WORK TO BE COMPLETED →
Copy every line of the records below where the word "Debugger" occurs.

RECORDS FOR THIS EXERCISE →
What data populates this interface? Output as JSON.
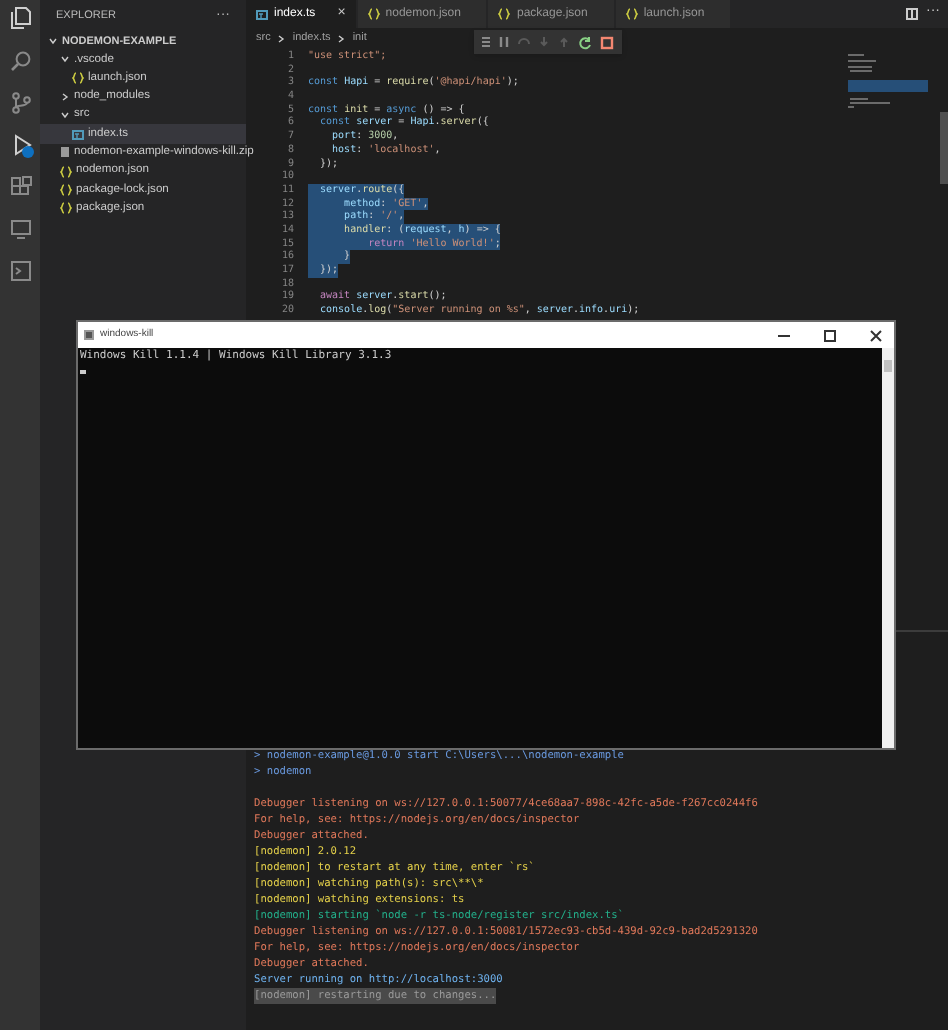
{
  "sidebar": {
    "title": "EXPLORER",
    "more": "···",
    "items": [
      {
        "label": "NODEMON-EXAMPLE",
        "kind": "root",
        "expanded": true,
        "selected": false,
        "children": [
          {
            "label": ".vscode",
            "kind": "folder",
            "expanded": true,
            "selected": false,
            "children": [
              {
                "label": "launch.json",
                "kind": "json",
                "selected": false
              }
            ]
          },
          {
            "label": "node_modules",
            "kind": "folder",
            "expanded": false,
            "selected": false
          },
          {
            "label": "src",
            "kind": "folder",
            "expanded": true,
            "selected": false,
            "children": [
              {
                "label": "index.ts",
                "kind": "ts",
                "selected": true
              }
            ]
          },
          {
            "label": "nodemon-example-windows-kill.zip",
            "kind": "zip",
            "selected": false
          },
          {
            "label": "nodemon.json",
            "kind": "json",
            "selected": false
          },
          {
            "label": "package-lock.json",
            "kind": "json",
            "selected": false
          },
          {
            "label": "package.json",
            "kind": "json",
            "selected": false
          }
        ]
      }
    ]
  },
  "tabs": [
    {
      "label": "index.ts",
      "kind": "ts",
      "selected": true,
      "close": "×"
    },
    {
      "label": "nodemon.json",
      "kind": "json",
      "selected": false
    },
    {
      "label": "package.json",
      "kind": "json",
      "selected": false
    },
    {
      "label": "launch.json",
      "kind": "json",
      "selected": false
    }
  ],
  "editor_more": "···",
  "breadcrumb": [
    "src",
    "index.ts",
    "init"
  ],
  "code": [
    {
      "n": "1",
      "selected": false,
      "tokens": [
        {
          "text": "\"use strict\";",
          "kind": "str"
        }
      ]
    },
    {
      "n": "2"
    },
    {
      "n": "3",
      "selected": false,
      "tokens": [
        {
          "text": "const ",
          "kind": "kw"
        },
        {
          "text": "Hapi",
          "kind": "var"
        },
        {
          "text": " = ",
          "kind": "p"
        },
        {
          "text": "require",
          "kind": "fn"
        },
        {
          "text": "(",
          "kind": "p"
        },
        {
          "text": "'@hapi/hapi'",
          "kind": "str"
        },
        {
          "text": ");",
          "kind": "p"
        }
      ]
    },
    {
      "n": "4"
    },
    {
      "n": "5",
      "selected": false,
      "tokens": [
        {
          "text": "const ",
          "kind": "kw"
        },
        {
          "text": "init",
          "kind": "fn"
        },
        {
          "text": " = ",
          "kind": "p"
        },
        {
          "text": "async",
          "kind": "kw"
        },
        {
          "text": " () => {",
          "kind": "p"
        }
      ]
    },
    {
      "n": "6",
      "selected": false,
      "tokens": [
        {
          "text": "  const ",
          "kind": "kw"
        },
        {
          "text": "server",
          "kind": "var"
        },
        {
          "text": " = ",
          "kind": "p"
        },
        {
          "text": "Hapi",
          "kind": "var"
        },
        {
          "text": ".",
          "kind": "p"
        },
        {
          "text": "server",
          "kind": "fn"
        },
        {
          "text": "({",
          "kind": "p"
        }
      ]
    },
    {
      "n": "7",
      "selected": false,
      "tokens": [
        {
          "text": "    port",
          "kind": "var"
        },
        {
          "text": ": ",
          "kind": "p"
        },
        {
          "text": "3000",
          "kind": "num"
        },
        {
          "text": ",",
          "kind": "p"
        }
      ]
    },
    {
      "n": "8",
      "selected": false,
      "tokens": [
        {
          "text": "    host",
          "kind": "var"
        },
        {
          "text": ": ",
          "kind": "p"
        },
        {
          "text": "'localhost'",
          "kind": "str"
        },
        {
          "text": ",",
          "kind": "p"
        }
      ]
    },
    {
      "n": "9",
      "selected": false,
      "tokens": [
        {
          "text": "  });",
          "kind": "p"
        }
      ]
    },
    {
      "n": "10"
    },
    {
      "n": "11",
      "selected": true,
      "tokens": [
        {
          "text": "  server",
          "kind": "var"
        },
        {
          "text": ".",
          "kind": "p"
        },
        {
          "text": "route",
          "kind": "fn"
        },
        {
          "text": "({",
          "kind": "p"
        }
      ]
    },
    {
      "n": "12",
      "selected": true,
      "tokens": [
        {
          "text": "      method",
          "kind": "var"
        },
        {
          "text": ": ",
          "kind": "p"
        },
        {
          "text": "'GET'",
          "kind": "str"
        },
        {
          "text": ",",
          "kind": "p"
        }
      ]
    },
    {
      "n": "13",
      "selected": true,
      "tokens": [
        {
          "text": "      path",
          "kind": "var"
        },
        {
          "text": ": ",
          "kind": "p"
        },
        {
          "text": "'/'",
          "kind": "str"
        },
        {
          "text": ",",
          "kind": "p"
        }
      ]
    },
    {
      "n": "14",
      "selected": true,
      "tokens": [
        {
          "text": "      handler",
          "kind": "fn"
        },
        {
          "text": ": (",
          "kind": "p"
        },
        {
          "text": "request",
          "kind": "var"
        },
        {
          "text": ", ",
          "kind": "p"
        },
        {
          "text": "h",
          "kind": "var"
        },
        {
          "text": ") => {",
          "kind": "p"
        }
      ]
    },
    {
      "n": "15",
      "selected": true,
      "tokens": [
        {
          "text": "          return ",
          "kind": "ctl"
        },
        {
          "text": "'Hello World!'",
          "kind": "str"
        },
        {
          "text": ";",
          "kind": "p"
        }
      ]
    },
    {
      "n": "16",
      "selected": true,
      "tokens": [
        {
          "text": "      }",
          "kind": "p"
        }
      ]
    },
    {
      "n": "17",
      "selected": true,
      "tokens": [
        {
          "text": "  });",
          "kind": "p"
        }
      ]
    },
    {
      "n": "18"
    },
    {
      "n": "19",
      "selected": false,
      "tokens": [
        {
          "text": "  await ",
          "kind": "ctl"
        },
        {
          "text": "server",
          "kind": "var"
        },
        {
          "text": ".",
          "kind": "p"
        },
        {
          "text": "start",
          "kind": "fn"
        },
        {
          "text": "();",
          "kind": "p"
        }
      ]
    },
    {
      "n": "20",
      "selected": false,
      "tokens": [
        {
          "text": "  console",
          "kind": "var"
        },
        {
          "text": ".",
          "kind": "p"
        },
        {
          "text": "log",
          "kind": "fn"
        },
        {
          "text": "(",
          "kind": "p"
        },
        {
          "text": "\"Server running on %s\"",
          "kind": "str"
        },
        {
          "text": ", ",
          "kind": "p"
        },
        {
          "text": "server",
          "kind": "var"
        },
        {
          "text": ".",
          "kind": "p"
        },
        {
          "text": "info",
          "kind": "var"
        },
        {
          "text": ".",
          "kind": "p"
        },
        {
          "text": "uri",
          "kind": "var"
        },
        {
          "text": ");",
          "kind": "p"
        }
      ]
    }
  ],
  "terminal": [
    {
      "text": "> nodemon-example@1.0.0 start C:\\Users\\...\\nodemon-example",
      "kind": "prompt"
    },
    {
      "text": "> nodemon",
      "kind": "prompt"
    },
    {
      "text": "Debugger listening on ws://127.0.0.1:50077/4ce68aa7-898c-42fc-a5de-f267cc0244f6",
      "kind": "debug",
      "spaced": true
    },
    {
      "text": "For help, see: https://nodejs.org/en/docs/inspector",
      "kind": "debug"
    },
    {
      "text": "Debugger attached.",
      "kind": "debug"
    },
    {
      "text": "[nodemon] 2.0.12",
      "kind": "nodemon"
    },
    {
      "text": "[nodemon] to restart at any time, enter `rs`",
      "kind": "nodemon"
    },
    {
      "text": "[nodemon] watching path(s): src\\**\\*",
      "kind": "nodemon"
    },
    {
      "text": "[nodemon] watching extensions: ts",
      "kind": "nodemon"
    },
    {
      "text": "[nodemon] starting `node -r ts-node/register src/index.ts`",
      "kind": "starting"
    },
    {
      "text": "Debugger listening on ws://127.0.0.1:50081/1572ec93-cb5d-439d-92c9-bad2d5291320",
      "kind": "debug"
    },
    {
      "text": "For help, see: https://nodejs.org/en/docs/inspector",
      "kind": "debug"
    },
    {
      "text": "Debugger attached.",
      "kind": "debug"
    },
    {
      "text": "Server running on http://localhost:3000",
      "kind": "server"
    },
    {
      "text": "[nodemon] restarting due to changes...",
      "kind": "status"
    }
  ],
  "console_window": {
    "title": "windows-kill",
    "output": "Windows Kill 1.1.4 | Windows Kill Library 3.1.3"
  }
}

RESULT FOR THIS TASK →
      "text": "Debugger listening on ws://127.0.0.1:50077/4ce68aa7-898c-42fc-a5de-f267cc0244f6",
      "text": "Debugger attached.",
      "text": "Debugger listening on ws://127.0.0.1:50081/1572ec93-cb5d-439d-92c9-bad2d5291320",
      "text": "Debugger attached.",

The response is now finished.